Trees produced on their own roots are preferred. Grafted or budded trees are more uniform in habit and performance than seedling trees.

Pests

Aphids infest branch tips and suck plant juices.

Fall webworm makes nests on the branches and feeds inside the nest. Small nests can be pruned out or sprayed with Bacillus thuringiensis.

Scales of various types are usually controlled with horticultural oil.

Mites are too small to see easily so can cause much foliage discoloration before being detected. Mites are usually controlled with horticultural oil.

Tent caterpillar builds tents or nests in trees in early summer or late spring. Feeding occurs outside the nest. Small nests are pruned out or simply pull the nest out of the tree and crush the caterpillars. Do not burn nests while they are still in the tree since this can cause severe damage to the tree and could start an uncontrolled fire.

Diseases

Siberian Crabapple is susceptible to scab. Infection takes place early in the season and dark olive green spots appear on the leaves. In late summer the infected leaves fall off when they turn yellow with black, spots. Infected fruits have black, slightly raised spots. Use resistant varieties.

Fire blight susceptible trees have blighted branch tips. Leaves on infected branch tips turn brown or black, droop, and hang on the branches. The leaves look scorched as by a fire. The trunk and main branches become infected when the bacteria are washed down the branches. Cankers form and are separated from adjacent healthy bark by a crack. The infected bark may be shredded. Use resistant cultivars when available, and do not over-fertilize.

Powdery mildew is a fungus which coats leaves with mycelia resembling white powder.

Rust causes brown to rusty-orange spots on the leaves.
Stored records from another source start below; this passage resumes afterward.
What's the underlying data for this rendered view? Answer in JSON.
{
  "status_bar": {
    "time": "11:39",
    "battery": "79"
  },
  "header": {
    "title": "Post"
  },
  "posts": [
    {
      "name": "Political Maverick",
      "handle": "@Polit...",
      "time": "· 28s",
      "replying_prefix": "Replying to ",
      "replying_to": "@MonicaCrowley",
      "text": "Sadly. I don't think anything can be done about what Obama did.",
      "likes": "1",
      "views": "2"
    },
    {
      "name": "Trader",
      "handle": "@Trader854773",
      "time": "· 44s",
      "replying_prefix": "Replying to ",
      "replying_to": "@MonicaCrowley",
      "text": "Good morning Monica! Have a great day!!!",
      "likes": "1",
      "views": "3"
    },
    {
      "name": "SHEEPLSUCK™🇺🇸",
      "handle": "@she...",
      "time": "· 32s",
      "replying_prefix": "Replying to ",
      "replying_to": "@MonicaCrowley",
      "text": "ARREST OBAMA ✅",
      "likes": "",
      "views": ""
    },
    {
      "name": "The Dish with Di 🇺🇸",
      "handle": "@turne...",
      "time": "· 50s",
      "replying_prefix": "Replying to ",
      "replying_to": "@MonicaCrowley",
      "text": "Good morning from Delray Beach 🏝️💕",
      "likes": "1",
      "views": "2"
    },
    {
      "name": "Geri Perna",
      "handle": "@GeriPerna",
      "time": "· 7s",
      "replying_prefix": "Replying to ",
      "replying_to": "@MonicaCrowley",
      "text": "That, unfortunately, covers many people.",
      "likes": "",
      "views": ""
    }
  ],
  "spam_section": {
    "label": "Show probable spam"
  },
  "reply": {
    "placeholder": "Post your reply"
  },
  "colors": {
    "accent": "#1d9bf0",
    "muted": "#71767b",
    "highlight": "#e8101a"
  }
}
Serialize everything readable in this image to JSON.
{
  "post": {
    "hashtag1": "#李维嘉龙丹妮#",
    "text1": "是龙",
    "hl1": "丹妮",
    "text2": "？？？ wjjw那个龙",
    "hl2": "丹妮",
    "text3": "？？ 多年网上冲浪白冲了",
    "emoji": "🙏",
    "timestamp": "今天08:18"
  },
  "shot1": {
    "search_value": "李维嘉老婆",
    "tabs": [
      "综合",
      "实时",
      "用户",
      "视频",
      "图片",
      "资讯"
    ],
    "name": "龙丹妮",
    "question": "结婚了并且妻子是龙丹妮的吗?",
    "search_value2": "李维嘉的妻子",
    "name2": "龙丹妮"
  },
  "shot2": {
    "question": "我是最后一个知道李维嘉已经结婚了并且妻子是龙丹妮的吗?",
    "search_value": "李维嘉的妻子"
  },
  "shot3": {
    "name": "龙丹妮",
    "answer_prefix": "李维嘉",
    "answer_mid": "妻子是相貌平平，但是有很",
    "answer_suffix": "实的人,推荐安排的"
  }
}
Badly spotted leaves fall prematurely. Redcedars are the alternate host.

Crabapples are subject to several canker diseases. Prune out infected branches, avoid unnecessary wounding, and keep trees healthy.

Footnotes

1.

This document is ENH-556, one of a series of the Environmental Horticulture, Florida Cooperative Extension Service, Institute of Food and Agricultural Sciences, University of Florida. Original publication date November 1993. Revised December 2006. Reviewed May 2011. Visit the EDIS website at http://edis.ifas.ufl.edu.

2.

Edward F. Gilman, professor, Environmental Horticulture Department; Dennis G. Watson, former associate professor, Agricultural Engineering Department, Cooperative Extension Service, Institute of Food and Agricultural Sciences, University of Florida, Gainesville, FL 32611.


The Institute of Food and Agricultural Sciences (IFAS) is an Equal Opportunity Institution authorized to provide research, educational information and other services only to individuals and institutions that function with non-discrimination with respect to race, creed, color, religion, age, disability, sex, sexual orientation, marital status, national origin, political opinions or affiliations. For more information on obtaining other UF/IFAS Extension publications, contact your county's UF/IFAS Extension office.

U.S. Department of Agriculture, UF/IFAS Extension Service, University of Florida, IFAS, Florida A & M University Cooperative Extension Program, and Boards of County Commissioners Cooperating. Nick T. Place, dean for UF/IFAS Extension.